> [WHAT YOU ARE ASKED TO DO]
If a line in the data holds "this", copy that line out in full.

> [Saved data entries]

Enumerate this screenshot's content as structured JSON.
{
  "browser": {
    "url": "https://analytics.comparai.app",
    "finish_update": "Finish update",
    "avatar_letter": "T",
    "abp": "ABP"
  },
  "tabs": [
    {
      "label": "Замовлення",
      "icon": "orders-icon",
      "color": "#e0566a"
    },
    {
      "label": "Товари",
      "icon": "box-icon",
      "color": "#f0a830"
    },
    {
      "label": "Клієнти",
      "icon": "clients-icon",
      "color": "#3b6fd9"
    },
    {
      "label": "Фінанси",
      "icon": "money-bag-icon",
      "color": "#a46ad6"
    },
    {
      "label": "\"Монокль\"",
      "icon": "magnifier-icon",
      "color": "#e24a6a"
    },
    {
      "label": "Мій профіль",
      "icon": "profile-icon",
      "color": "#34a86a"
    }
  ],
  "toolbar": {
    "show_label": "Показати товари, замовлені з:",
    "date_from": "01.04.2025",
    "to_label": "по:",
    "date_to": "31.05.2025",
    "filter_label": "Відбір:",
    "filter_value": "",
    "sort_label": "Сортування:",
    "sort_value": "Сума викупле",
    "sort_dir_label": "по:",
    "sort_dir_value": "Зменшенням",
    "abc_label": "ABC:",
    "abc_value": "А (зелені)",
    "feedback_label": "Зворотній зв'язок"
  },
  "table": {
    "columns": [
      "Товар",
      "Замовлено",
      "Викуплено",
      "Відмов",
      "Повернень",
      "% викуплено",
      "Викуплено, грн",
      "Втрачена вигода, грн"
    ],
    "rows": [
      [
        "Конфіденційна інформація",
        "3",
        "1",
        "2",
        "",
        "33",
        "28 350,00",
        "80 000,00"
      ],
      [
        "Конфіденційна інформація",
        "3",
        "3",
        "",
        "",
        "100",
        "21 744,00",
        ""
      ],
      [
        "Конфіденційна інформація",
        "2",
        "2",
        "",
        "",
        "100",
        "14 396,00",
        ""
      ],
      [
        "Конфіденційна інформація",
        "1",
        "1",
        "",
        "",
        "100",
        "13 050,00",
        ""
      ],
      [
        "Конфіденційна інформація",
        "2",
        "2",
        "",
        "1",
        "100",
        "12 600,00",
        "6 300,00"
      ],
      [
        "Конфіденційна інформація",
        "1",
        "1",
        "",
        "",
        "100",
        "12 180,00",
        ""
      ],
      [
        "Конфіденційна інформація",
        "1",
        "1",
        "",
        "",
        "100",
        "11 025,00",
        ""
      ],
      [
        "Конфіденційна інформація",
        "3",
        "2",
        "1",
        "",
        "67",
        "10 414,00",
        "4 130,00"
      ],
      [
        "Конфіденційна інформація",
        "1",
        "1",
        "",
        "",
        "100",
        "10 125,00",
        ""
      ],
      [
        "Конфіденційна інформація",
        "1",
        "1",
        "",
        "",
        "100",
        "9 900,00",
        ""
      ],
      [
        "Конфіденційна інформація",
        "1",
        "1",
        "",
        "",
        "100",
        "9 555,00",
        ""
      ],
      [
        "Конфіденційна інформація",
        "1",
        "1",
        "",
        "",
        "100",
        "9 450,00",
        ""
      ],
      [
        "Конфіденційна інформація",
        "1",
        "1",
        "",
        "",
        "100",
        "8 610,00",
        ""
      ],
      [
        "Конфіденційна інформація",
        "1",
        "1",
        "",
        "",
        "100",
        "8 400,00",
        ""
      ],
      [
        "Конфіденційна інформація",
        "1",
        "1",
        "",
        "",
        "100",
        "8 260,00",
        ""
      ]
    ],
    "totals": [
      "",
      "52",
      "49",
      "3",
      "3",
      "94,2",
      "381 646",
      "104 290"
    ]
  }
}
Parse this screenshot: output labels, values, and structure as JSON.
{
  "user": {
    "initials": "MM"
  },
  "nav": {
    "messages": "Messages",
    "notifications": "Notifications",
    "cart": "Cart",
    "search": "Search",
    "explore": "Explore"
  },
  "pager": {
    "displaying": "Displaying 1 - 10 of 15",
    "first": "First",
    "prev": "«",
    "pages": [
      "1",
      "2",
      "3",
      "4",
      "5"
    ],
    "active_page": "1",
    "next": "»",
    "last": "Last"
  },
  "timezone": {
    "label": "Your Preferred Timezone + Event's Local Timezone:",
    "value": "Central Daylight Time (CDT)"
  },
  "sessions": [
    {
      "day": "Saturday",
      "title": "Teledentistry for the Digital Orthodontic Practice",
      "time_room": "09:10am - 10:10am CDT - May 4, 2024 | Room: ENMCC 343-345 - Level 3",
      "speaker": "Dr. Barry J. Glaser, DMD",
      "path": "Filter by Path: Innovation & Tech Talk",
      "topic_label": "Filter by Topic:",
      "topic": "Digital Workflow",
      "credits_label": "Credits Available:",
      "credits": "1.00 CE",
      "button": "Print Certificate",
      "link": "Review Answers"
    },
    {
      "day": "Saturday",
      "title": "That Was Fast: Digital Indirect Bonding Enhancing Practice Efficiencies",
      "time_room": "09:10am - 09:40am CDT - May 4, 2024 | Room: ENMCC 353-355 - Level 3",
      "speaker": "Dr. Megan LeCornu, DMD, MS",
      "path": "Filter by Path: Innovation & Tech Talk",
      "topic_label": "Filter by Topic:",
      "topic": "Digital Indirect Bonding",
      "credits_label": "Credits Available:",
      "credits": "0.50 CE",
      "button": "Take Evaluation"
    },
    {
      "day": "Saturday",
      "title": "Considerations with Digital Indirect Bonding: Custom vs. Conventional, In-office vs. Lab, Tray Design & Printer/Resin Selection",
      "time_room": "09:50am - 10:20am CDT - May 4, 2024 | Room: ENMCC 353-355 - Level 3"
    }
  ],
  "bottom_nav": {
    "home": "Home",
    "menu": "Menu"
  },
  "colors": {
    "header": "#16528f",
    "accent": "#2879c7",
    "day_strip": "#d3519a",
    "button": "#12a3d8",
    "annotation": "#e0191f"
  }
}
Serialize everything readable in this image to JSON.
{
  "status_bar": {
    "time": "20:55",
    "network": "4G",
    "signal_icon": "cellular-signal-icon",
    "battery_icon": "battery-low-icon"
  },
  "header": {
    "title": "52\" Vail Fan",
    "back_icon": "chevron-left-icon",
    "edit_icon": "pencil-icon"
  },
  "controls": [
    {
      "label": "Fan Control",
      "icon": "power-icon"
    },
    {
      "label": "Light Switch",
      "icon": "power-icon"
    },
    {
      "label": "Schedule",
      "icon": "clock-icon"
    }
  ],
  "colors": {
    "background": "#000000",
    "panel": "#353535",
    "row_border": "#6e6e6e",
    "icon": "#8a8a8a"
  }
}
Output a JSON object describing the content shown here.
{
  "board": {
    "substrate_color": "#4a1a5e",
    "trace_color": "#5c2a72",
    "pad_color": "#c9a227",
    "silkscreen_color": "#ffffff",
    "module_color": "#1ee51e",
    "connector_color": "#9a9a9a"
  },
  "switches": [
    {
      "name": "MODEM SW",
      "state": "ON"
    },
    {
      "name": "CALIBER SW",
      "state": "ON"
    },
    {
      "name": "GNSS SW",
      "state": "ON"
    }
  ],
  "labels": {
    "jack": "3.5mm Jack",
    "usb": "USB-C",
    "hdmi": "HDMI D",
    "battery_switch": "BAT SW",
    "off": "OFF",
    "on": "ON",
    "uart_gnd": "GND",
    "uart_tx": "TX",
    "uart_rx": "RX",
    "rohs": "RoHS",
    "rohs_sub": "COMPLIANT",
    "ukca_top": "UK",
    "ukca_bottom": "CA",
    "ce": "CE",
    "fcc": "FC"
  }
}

> [WRITTEN ANSWER]
Enumerate this screenshot's content as structured JSON.
Parse this screenshot: output labels, values, and structure as JSON.
Serialize everything readable in this image to JSON.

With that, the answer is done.